(Given information begins)

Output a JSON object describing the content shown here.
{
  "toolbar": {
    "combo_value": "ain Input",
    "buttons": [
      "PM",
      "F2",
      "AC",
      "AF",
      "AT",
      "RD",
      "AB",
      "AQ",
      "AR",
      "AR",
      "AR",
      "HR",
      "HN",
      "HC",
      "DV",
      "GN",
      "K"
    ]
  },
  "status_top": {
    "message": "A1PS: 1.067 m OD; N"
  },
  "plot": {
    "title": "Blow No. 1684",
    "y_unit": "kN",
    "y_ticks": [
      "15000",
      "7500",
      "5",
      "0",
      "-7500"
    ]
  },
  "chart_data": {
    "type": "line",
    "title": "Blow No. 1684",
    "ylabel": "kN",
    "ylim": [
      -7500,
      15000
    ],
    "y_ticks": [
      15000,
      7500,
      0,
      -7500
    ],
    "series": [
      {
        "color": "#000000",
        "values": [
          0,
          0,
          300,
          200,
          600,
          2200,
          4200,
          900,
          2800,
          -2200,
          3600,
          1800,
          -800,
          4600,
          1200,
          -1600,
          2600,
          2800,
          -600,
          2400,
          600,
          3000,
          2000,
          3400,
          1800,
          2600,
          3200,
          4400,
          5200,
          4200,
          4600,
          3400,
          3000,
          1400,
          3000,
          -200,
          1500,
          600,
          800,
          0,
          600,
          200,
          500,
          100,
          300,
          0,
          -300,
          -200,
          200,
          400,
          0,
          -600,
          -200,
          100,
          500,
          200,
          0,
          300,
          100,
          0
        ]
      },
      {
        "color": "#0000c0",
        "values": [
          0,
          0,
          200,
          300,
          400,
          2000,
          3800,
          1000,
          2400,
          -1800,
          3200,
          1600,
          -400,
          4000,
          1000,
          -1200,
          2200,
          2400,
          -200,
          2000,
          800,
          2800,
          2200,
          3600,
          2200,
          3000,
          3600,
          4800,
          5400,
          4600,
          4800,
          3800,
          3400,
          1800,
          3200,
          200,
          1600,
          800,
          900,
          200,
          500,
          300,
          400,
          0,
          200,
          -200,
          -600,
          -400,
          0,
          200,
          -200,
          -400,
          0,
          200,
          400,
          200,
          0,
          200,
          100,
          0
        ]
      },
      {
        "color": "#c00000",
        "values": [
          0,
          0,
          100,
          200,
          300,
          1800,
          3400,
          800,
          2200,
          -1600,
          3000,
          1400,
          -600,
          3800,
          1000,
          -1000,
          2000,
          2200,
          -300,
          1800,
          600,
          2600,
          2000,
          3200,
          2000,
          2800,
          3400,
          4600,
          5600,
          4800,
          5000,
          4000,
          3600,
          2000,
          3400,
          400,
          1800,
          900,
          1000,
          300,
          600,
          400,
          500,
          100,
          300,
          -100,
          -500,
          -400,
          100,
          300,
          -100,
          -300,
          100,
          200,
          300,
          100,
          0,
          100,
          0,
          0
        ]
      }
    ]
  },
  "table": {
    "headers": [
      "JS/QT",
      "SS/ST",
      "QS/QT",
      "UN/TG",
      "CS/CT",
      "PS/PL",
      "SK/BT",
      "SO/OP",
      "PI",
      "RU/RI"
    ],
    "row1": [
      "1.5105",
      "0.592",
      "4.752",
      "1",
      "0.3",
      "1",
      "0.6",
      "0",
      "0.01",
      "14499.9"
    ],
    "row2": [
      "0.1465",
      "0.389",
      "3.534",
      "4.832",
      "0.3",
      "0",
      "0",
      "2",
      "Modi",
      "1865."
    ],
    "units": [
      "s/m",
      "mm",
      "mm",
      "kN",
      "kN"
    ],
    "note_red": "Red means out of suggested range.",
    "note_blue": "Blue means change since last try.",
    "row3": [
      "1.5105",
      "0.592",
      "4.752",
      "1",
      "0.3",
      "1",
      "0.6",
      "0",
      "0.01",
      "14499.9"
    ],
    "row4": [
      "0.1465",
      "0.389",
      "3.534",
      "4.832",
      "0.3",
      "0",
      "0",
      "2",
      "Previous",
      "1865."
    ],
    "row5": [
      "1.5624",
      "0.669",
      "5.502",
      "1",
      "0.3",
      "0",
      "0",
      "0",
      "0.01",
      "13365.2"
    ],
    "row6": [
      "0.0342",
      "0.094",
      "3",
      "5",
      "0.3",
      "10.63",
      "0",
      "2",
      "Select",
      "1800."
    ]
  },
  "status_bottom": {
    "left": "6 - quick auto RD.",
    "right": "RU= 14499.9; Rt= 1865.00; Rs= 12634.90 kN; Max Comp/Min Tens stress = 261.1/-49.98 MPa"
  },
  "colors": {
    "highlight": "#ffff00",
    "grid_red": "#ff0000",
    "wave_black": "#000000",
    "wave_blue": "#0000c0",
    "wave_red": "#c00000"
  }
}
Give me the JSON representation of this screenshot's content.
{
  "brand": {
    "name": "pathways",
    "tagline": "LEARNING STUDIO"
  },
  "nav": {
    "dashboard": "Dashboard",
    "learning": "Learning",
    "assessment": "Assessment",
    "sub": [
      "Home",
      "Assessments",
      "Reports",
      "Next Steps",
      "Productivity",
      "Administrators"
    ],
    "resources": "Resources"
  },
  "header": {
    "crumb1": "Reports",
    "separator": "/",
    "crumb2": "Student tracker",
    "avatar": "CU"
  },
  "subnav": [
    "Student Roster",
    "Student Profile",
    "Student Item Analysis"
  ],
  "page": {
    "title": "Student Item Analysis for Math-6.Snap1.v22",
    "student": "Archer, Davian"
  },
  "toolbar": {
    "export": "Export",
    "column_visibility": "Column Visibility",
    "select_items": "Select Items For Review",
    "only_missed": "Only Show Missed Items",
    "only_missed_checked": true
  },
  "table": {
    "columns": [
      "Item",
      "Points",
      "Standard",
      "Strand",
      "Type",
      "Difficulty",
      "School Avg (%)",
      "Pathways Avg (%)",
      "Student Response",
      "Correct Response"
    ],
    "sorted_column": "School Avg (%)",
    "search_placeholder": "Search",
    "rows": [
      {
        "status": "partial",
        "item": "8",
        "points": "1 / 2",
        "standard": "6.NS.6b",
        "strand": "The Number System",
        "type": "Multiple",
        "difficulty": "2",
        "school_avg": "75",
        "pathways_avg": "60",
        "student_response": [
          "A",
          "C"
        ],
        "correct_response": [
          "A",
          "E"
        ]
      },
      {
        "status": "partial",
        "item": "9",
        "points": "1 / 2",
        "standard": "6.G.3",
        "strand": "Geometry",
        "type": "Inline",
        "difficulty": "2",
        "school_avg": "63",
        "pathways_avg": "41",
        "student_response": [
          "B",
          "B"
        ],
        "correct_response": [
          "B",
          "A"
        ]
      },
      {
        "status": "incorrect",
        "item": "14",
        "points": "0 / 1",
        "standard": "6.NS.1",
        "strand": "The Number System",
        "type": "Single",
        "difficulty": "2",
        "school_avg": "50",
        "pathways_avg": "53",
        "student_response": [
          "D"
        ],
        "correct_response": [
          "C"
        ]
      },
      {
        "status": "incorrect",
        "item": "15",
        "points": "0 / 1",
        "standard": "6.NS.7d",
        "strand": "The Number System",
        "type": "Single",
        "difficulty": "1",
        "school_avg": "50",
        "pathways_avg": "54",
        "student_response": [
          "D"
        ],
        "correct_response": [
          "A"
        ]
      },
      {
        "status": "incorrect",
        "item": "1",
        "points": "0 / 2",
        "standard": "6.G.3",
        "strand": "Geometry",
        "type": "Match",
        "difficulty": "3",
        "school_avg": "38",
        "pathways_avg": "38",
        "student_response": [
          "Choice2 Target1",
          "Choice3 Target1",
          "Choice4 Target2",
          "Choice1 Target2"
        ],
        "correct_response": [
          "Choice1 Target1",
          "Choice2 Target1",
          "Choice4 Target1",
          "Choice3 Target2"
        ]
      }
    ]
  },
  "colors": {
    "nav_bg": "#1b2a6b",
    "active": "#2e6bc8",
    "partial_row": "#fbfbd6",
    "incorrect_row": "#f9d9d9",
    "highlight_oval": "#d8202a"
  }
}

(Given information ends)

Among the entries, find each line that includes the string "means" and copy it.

    "note_red": "Red means out of suggested range.",
    "note_blue": "Blue means change since last try.",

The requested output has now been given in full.